▶ _THE TASK_: The line containing "Extract the structured" marks where to begin. Write out that line and every line after it exactly, through the last line below.

(Page and application data records)
--------------------------------------------------

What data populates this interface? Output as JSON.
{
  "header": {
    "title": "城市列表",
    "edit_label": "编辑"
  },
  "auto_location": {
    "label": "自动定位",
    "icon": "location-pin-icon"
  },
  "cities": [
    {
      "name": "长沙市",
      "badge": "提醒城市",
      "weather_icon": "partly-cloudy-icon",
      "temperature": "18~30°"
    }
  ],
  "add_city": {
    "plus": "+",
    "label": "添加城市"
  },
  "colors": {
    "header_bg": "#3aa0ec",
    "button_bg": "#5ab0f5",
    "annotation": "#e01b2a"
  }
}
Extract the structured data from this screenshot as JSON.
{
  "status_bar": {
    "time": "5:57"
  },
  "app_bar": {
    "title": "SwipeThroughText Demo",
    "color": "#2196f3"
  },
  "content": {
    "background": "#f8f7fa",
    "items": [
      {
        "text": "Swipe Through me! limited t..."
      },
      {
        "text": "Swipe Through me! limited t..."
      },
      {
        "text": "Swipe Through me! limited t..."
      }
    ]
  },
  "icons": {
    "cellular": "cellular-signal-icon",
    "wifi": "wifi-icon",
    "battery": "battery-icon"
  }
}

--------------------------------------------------

▶ _TASK SOLUTION_:
Extract the structured data from this screenshot as JSON.
{
  "status_bar": {
    "time": "5:57"
  },
  "app_bar": {
    "title": "SwipeThroughText Demo",
    "color": "#2196f3"
  },
  "content": {
    "background": "#f8f7fa",
    "items": [
      {
        "text": "Swipe Through me! limited t..."
      },
      {
        "text": "Swipe Through me! limited t..."
      },
      {
        "text": "Swipe Through me! limited t..."
      }
    ]
  },
  "icons": {
    "cellular": "cellular-signal-icon",
    "wifi": "wifi-icon",
    "battery": "battery-icon"
  }
}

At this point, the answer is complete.